EDI invoicing for the 2008/2009 fiscal year was difficult.Many of the line items on the renewal list invoices did not pull in the title on the current fiscal year.I had to then manually roll each of those line items into the current fiscal year so that I could pay the invoice in Voyager.There were 934 lines with prices on 27 EBSCO invoices. There were perhaps a dozen or more on each invoice that required a manual roll into the correct fiscal year.These lines did not roll because the POs were not set up correctly.Fiscal year 2008/2009 was still print oriented.545 titles on the invoices were print.136 titles on the invoices were print + online.259 titles on the invoices were online only.We hope that updating all the vendor IDs will alleviate this problem.
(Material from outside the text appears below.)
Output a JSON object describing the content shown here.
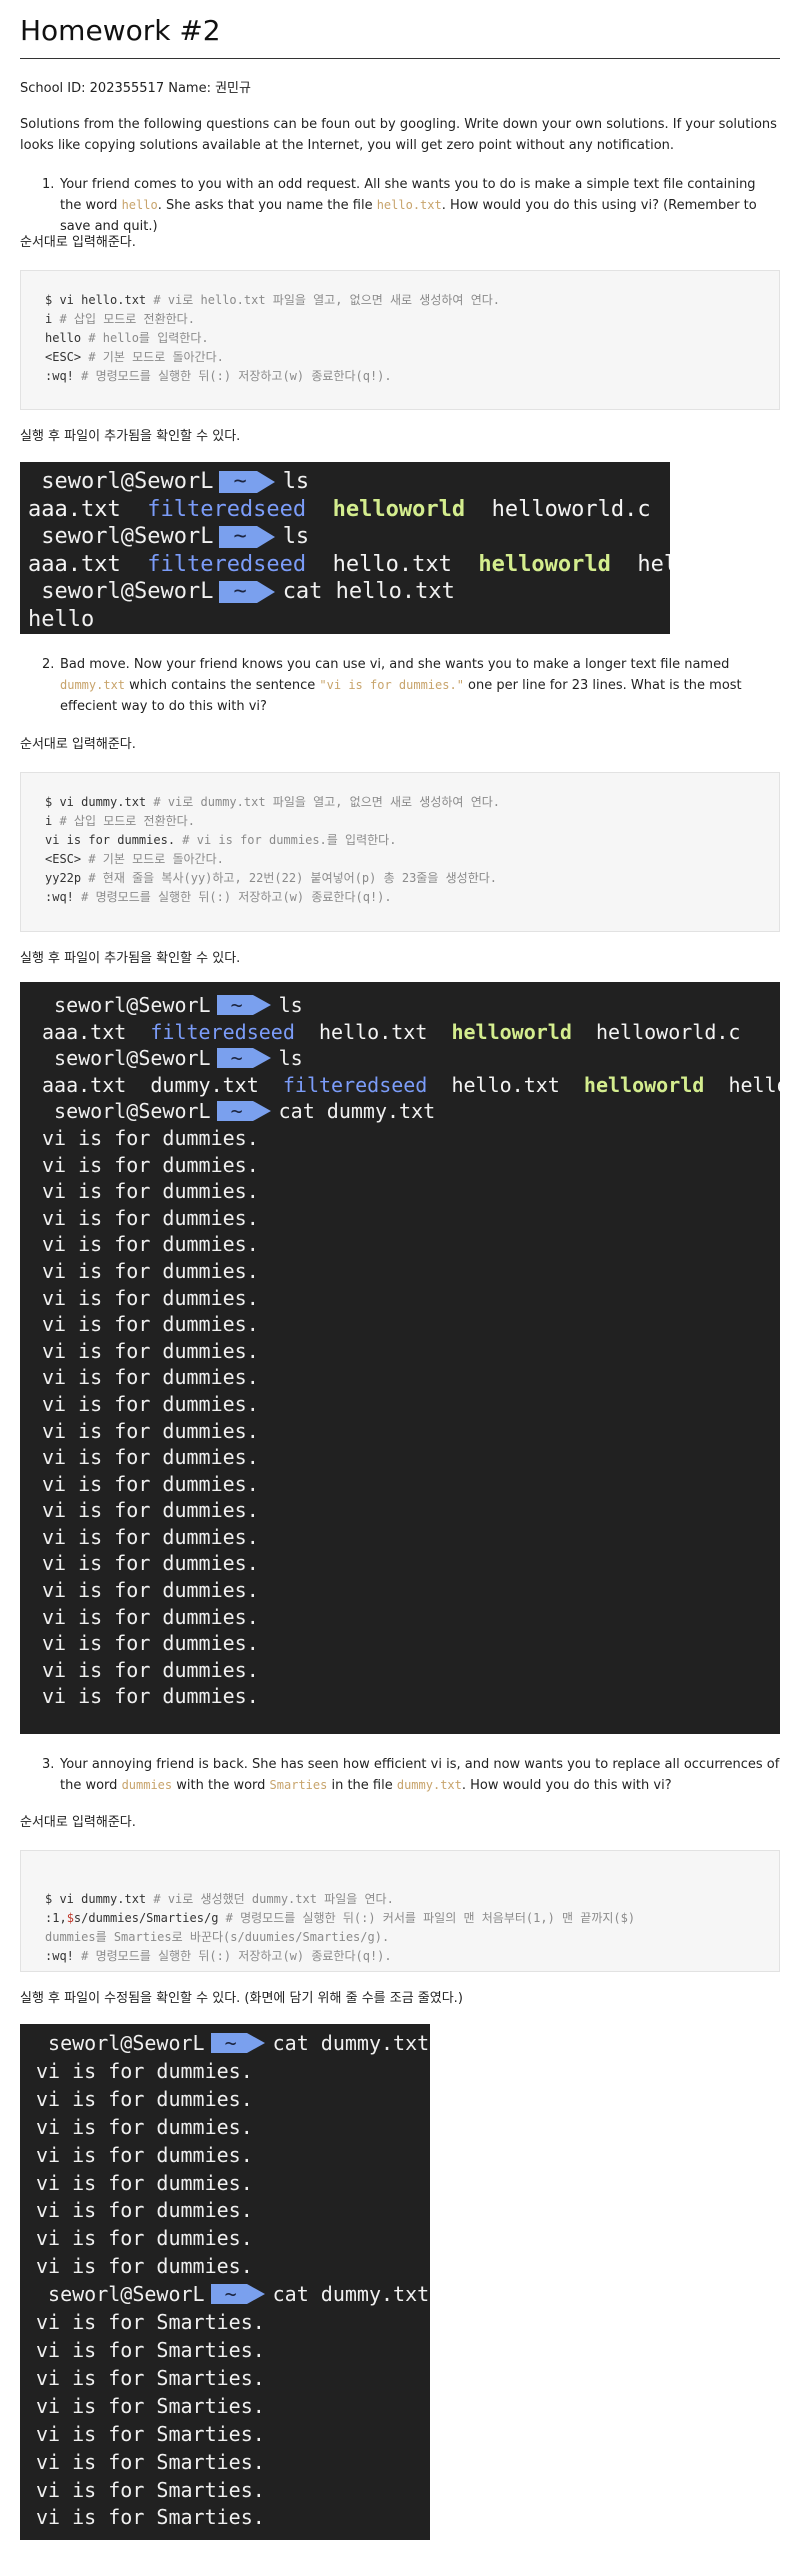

Previously had no way to track this kind of granular information using Voyager – had to go by information on Excel spreadsheets, etc.
Can pull reports and sort based on whatever criteria we need. Structure is more flexible.We pulled a report based on invoices paid in the 2009/2010 fiscal year that had the fund codes D (database), ME (monographs electronic), SC (serials combo), and SE (serials electronic).The report produced 915 line items paid for in that fiscal year. According to the report, we spent: D--$488,494.59 ME--$64,324.17 SC--$34,620.41 SE--$376,211.83We can compare these numbers to other Voyager reports, spreadsheets, and other reporting sources to see how accurate our reporting funds are. These numbers will be helpful when reporting to ACRL.
To allow for better reconciliation between Voyager and Banner, we worked with the Banner and accounting offices to add more granularity to the Banner structure of the library’s materials budget. These new sub accounts in Banner correspond more closely to how our ledger in Voyager is structured.The sub accounts will make it easier to search Banner for specific payments or problems.
Improved communication btwn teams. Collaborating to establish more efficient workflows. Cross training acquisitions / serials.Things are no longer “accidentally” ordered that have been canceled.
CLEAN UP YOUR ACT! A Voyager Acquisitions/Serials Overhaul for Greater Efficiency Kelly Smith, Eastern Kentucky University Amy Tabb, Eastern Kentucky University 2010 KLA/KSMA Joint Conference September 16, 2010
…resulted in better reporting capabilities ACRL Question 22. One-time electronic resource purchases. Report expenditures that are not current serials (i.e. are non-subscription, onetime, or monographic in nature) for software and machine-readable materials considered part of the collections. Examples include periodical backfiles, literature collections, one-time costs for JSTOR membership, etc. .. ACRL Question 23. Ongoing electronic resource purchases. Report subscription expenditures (or those which are expected to be ongoing commitments) for serial publications whose primary format is electronic and for online searches of remote databases such as OCLC FirstSearch, DIALOG, Lexis-Nexis, etc. Examples include paid subscriptions for electronic journals and indexes/abstracts available via the Internet, CD-ROM serials, and annual access fees for resources purchased on a “one-time” basis, such as literature collections, JSTOR membership, etc. .. ACRL Question 26. Document Delivery/Interlibrary Loan. Report expenditures for document delivery and interlibrary loan services (both borrowing and lending). Include fees paid for photocopies, costs of telefacsimile transmission, royalties and access fees paid to provide document delivery or interlibrary loan. Include fees paid to bibliographic utilities if the portion paid for interlibrary loan can be separately counted.. */&-#?! !